Detection of man-made chemical triggers further water testing
April 18, 2013
Madison Water Utility is planning additional testing after traces of the chemical 1,4 dioxane were detected in four of the city's water wells. 1,4 dioxane is a man-made chemical that's often used as a stabilizer for the solvent trichloroethane.
"I was surprised and disappointed," says Joe Grande, water quality manager for the utility.
Last winter, Grande tested various wells for 28 separate chemical contaminants, including 1,4 dioxane. The EPA is requiring water utilities across the country to test for the chemicals. Madison's tests aren't required until 2015, but the water utility decided to conduct them early.
"We wanted to get ahead of the curve," Grande says, pointing out that the tests also revealed some good news. "We didn't find hormones - not in the production wells, not in any of the monitoring wells. There's also a group of perfluorinated compounds (PFCs). These are compounds that are anti-stick, anti-grease. We tested four wells and they weren't present in any of those wells."
None of the 28 substances are currently regulated by the EPA, but the agency has classified 1,4 dioxane as a probable carcinogen. According to the watchdog group Campaign for Safe Cosmetics, it's also been found in many shampoos and soaps.
Because there is no federal drinking water standard for 1,4 dioxane, a handful of states have created their own guidelines. The Office of Environmental Health Hazard Assessment reports that the states of Michigan, North Carolina, Connecticut, and Minnesota have set safety levels at 2 parts per billion (ppb), 7 ppb, 20 ppb, and 30 ppb respectively. The state of California has set an advisory action level of 3 ppb.
Madison Water Utility tests revealed trace amounts of 1,4 dioxane at the following levels:
• Well 9 (Spaanem Ave.): 0.12 ppb
• Well 11 (near east side Woodman's): 0.39 - 0.63 ppb
• Well 14 (University Ave. near Whitney Way): 0.29 ppb
• Well 15 (E. Washington near Lien Rd.): 0.17 ppb
Grande cautions that so far, there is no evidence to suggest that the low levels of 1,4 dioxane detected create any kind of significant health risk.
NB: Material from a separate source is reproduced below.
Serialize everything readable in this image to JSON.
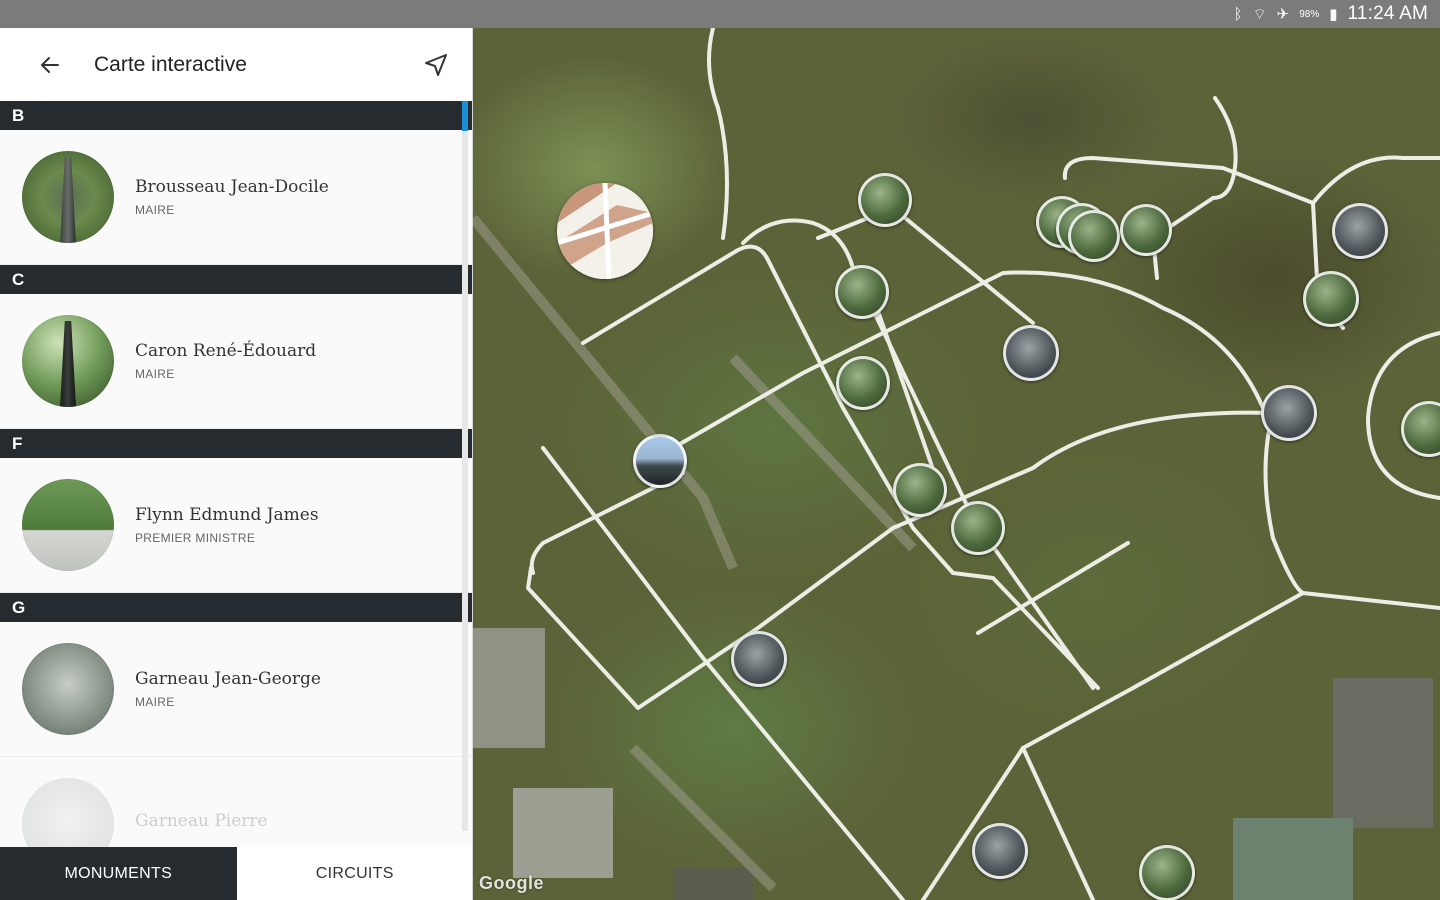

Madison's water currently meets all Safe Drinking Water Act requirements and all federal and state drinking water standards.
"We as a utility are concerned that (1,4 dioxane) is present. We'll continue to monitor it," he says. "If we see any changes in the concentration, if we see significant increases…it's something that may warrant additional action."
The test results were discussed at a Water Quality Advisory Committee meeting on April 9th, which was open to the public. The committee decided to conduct further tests on all 22 wells as a precaution. Those results should be available by the fall.
- Amy Barrilleaux, (608) 266-9129